Trust in pharma is at an all-time low. One way that brands can rebuild trust is by demonstrating authenticity. It’s not authentic when we use models instead of real patients or depend on borrowed interest to tell a brand’s story. There’s no more powerful way to create a connection with customers (whether HCP or consumers) than through listening to real patient stories. For the brand Keytruda, for example, we found real patients to share their authentic stories of what it was like to receive a cancer diagnosis, how it impacted their family, and their hopes for treatment. In a world that is so caught up with technology, brands have to rediscover their humanity.
Five Years Out
Over the next five years, there are several major trends that will reshape creativity in healthcare. One important trend is the move toward data-driven creativity. The days of just using data to measure impact are behind us. Now data is being applied to every phase of the creative process to inspire more relevant customized content. For example, Aveeno created a campaign aimed at users who had purchased Aveeno in one category, but had not yet chosen to try an additional line of products; audiences were then built and served addressable creative, with messaging customized to reflect real-world triggers such as UV index, wake-up/bedtime routines, retailer locations, and season. I expect to see this trend explode over in the next few years, and it will radically transform the creative product.
Empathy goes beyond just listening to your audience—it’s about knowing what actually matters to them. However, this insight only takes us halfway there.
The other half is about resonating with your audience. Your audience perceives the world in a particular way, and they use specific language to express that perception. So, when a brand speaks to its audience using their specific language, not only does it signify that the brand understands them, but it also shows a commitment to the audience—an indication that they can trust the brand to deliver what they’re looking for. Language in this context is not the difference between French and English, it’s the difference between using one specific word (or phrase) over another. Because it’s more important to understand the way people think—and why they think that way—than to understand basic demographics.

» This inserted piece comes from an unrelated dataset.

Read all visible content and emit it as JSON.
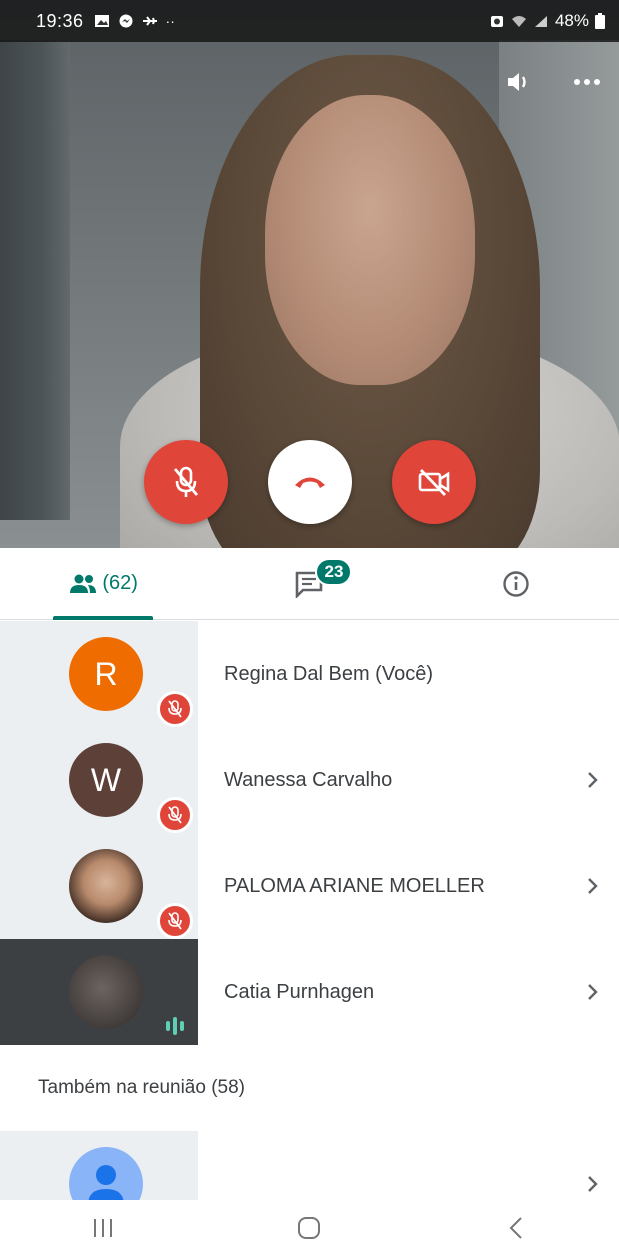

To cite an example, Aira is a service that connects people who are blind or have low vision to highly trained, remotely-located agents. The Aira brand is uniquely positioned as a tech startup that’s also very human at its core. Fostering trust and respect forms the backbone of its communications strategies because we know our audience can be wary of assistive technology companies. The service avoids using the term “help,” because its users don’t need help—the majority of them have excellent orientation and mobility skills. What Aira does is enhance efficiency. And because its agents work with blind and low-vision users to accomplish everyday tasks, we’ve changed our greeting from “How can I help you?” to “What would you like to do today?” It’s action-based, to the point, and respectful. It may be a small point, but every touchpoint builds a bigger picture—one that clearly portrays how we’re making the world a more inclusive place.